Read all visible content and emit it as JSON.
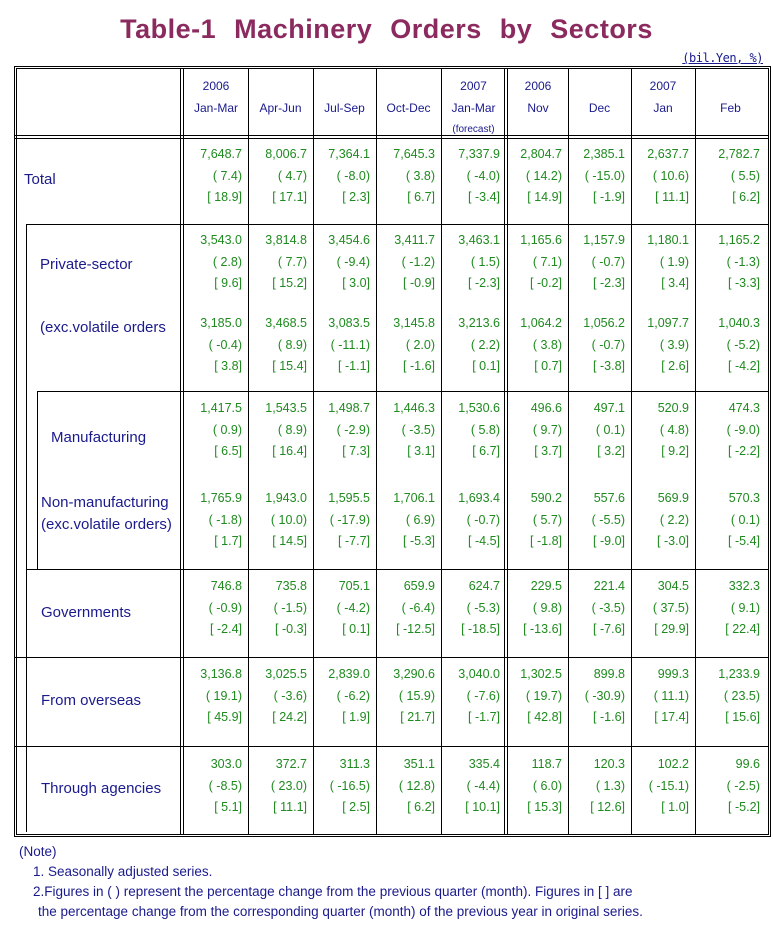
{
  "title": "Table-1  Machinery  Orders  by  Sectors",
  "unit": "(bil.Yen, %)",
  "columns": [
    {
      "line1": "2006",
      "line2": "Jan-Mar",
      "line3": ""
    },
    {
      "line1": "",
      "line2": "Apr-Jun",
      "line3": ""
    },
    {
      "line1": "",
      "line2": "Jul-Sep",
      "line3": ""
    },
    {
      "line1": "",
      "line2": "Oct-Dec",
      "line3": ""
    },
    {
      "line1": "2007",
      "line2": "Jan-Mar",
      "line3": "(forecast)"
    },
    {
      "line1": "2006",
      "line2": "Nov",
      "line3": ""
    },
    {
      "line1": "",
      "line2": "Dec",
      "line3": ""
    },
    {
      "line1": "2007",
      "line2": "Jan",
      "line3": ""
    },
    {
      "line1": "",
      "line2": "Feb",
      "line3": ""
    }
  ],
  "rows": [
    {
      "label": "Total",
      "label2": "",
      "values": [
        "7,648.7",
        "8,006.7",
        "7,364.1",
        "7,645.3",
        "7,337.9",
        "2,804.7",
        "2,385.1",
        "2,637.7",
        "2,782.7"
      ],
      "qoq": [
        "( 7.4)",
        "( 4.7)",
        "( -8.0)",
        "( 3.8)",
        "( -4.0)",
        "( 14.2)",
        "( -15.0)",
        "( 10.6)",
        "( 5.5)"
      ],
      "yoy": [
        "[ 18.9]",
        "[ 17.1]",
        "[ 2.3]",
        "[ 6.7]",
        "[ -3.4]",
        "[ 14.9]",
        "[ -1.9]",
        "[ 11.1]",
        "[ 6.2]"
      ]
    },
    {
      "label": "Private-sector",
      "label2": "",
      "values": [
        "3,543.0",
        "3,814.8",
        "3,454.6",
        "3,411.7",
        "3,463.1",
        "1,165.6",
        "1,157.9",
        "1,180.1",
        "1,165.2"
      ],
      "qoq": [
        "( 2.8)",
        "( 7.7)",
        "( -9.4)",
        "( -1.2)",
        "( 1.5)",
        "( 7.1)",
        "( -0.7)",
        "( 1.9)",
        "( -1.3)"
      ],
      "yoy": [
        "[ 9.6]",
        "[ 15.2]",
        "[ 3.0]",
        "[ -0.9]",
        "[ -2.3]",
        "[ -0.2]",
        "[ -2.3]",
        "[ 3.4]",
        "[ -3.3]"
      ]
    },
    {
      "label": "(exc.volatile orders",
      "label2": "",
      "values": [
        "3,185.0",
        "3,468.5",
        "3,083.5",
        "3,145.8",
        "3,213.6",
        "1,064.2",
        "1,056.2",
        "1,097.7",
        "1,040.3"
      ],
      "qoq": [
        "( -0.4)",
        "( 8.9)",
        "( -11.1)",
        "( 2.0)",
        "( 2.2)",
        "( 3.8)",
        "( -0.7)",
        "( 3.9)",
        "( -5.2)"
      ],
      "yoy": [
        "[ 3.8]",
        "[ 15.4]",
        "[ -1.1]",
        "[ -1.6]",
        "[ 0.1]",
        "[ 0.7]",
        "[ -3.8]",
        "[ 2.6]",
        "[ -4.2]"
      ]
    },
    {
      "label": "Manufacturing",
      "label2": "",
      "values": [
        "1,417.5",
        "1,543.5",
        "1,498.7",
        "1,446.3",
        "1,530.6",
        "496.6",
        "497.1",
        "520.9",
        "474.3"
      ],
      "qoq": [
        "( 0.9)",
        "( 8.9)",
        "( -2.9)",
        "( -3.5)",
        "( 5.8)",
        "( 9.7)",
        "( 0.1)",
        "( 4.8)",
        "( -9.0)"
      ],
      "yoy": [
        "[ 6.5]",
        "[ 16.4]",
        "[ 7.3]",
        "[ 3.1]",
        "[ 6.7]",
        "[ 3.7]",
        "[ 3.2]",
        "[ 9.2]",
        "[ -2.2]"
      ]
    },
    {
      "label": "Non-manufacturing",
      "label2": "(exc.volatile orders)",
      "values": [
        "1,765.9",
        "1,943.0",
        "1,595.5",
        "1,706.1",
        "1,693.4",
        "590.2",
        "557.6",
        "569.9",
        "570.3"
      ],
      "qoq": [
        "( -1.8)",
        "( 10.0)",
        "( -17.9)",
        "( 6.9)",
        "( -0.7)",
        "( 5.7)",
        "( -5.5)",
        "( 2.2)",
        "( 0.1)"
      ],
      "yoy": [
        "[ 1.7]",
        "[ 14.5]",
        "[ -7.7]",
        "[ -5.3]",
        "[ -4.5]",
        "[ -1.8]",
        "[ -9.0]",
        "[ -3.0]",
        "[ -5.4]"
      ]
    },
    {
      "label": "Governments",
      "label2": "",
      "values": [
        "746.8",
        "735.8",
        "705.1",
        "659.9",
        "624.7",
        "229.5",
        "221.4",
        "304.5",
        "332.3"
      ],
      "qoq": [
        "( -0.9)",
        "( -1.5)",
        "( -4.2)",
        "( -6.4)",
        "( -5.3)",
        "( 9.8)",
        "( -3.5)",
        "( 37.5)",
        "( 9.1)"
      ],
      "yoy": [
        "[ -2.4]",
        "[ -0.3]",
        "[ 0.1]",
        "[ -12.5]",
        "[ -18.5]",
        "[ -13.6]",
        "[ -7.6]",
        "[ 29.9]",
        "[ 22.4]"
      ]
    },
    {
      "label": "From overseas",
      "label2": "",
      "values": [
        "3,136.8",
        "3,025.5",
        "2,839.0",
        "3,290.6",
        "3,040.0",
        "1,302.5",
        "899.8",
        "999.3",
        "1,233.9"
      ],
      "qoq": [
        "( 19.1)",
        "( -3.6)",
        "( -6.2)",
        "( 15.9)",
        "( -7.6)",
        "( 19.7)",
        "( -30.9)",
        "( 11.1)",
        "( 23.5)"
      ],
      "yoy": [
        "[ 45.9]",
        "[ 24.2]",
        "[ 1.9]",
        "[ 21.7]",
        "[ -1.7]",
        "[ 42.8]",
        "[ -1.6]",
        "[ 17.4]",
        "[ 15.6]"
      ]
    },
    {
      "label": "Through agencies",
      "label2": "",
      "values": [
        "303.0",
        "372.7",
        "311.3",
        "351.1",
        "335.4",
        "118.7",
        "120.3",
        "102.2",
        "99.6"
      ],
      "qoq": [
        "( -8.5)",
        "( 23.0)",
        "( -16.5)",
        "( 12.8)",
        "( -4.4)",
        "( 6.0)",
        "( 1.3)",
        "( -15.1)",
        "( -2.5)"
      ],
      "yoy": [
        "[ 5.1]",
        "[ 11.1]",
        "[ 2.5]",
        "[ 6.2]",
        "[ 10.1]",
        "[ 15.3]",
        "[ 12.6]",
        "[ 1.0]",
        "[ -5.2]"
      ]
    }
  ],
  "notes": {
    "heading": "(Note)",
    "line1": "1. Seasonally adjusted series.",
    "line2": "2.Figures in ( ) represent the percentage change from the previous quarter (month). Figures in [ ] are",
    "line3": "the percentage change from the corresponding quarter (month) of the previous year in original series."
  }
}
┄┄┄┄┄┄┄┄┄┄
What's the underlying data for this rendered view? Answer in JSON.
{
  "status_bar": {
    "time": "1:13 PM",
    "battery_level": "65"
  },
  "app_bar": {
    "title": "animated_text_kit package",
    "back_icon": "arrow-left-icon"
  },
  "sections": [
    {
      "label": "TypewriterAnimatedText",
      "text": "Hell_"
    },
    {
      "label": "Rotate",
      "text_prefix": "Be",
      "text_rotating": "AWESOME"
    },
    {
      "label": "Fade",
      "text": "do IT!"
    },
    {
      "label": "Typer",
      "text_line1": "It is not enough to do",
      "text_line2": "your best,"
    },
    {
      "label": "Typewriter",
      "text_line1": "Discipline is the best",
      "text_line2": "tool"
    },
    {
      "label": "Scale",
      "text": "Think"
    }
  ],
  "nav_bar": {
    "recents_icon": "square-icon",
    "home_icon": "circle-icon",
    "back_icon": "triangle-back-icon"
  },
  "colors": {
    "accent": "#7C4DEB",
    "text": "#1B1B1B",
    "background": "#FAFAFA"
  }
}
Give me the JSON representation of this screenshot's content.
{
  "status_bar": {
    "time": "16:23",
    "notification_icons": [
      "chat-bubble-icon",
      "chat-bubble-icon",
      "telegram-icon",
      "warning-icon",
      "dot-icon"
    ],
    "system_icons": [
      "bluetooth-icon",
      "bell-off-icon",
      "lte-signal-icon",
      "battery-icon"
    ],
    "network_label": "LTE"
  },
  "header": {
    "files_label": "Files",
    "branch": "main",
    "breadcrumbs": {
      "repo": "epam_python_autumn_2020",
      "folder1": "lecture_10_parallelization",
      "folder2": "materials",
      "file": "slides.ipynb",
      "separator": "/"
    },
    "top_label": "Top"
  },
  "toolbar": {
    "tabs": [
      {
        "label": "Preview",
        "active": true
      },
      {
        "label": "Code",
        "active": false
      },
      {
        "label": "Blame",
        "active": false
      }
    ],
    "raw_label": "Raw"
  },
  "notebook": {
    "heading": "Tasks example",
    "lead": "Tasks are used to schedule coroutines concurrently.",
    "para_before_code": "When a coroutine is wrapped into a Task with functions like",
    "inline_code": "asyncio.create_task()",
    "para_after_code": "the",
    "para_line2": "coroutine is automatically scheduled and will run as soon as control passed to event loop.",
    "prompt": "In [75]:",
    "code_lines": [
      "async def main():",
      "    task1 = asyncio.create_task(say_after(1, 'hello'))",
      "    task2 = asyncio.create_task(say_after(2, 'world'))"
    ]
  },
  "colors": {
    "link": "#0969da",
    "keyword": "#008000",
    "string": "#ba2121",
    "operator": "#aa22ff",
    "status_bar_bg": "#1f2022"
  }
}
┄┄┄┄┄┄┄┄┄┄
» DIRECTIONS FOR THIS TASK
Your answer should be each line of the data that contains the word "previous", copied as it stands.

» RESULT OF THE EXERCISE
    "line2": "2.Figures in ( ) represent the percentage change from the previous quarter (month). Figures in [ ] are",
    "line3": "the percentage change from the corresponding quarter (month) of the previous year in original series."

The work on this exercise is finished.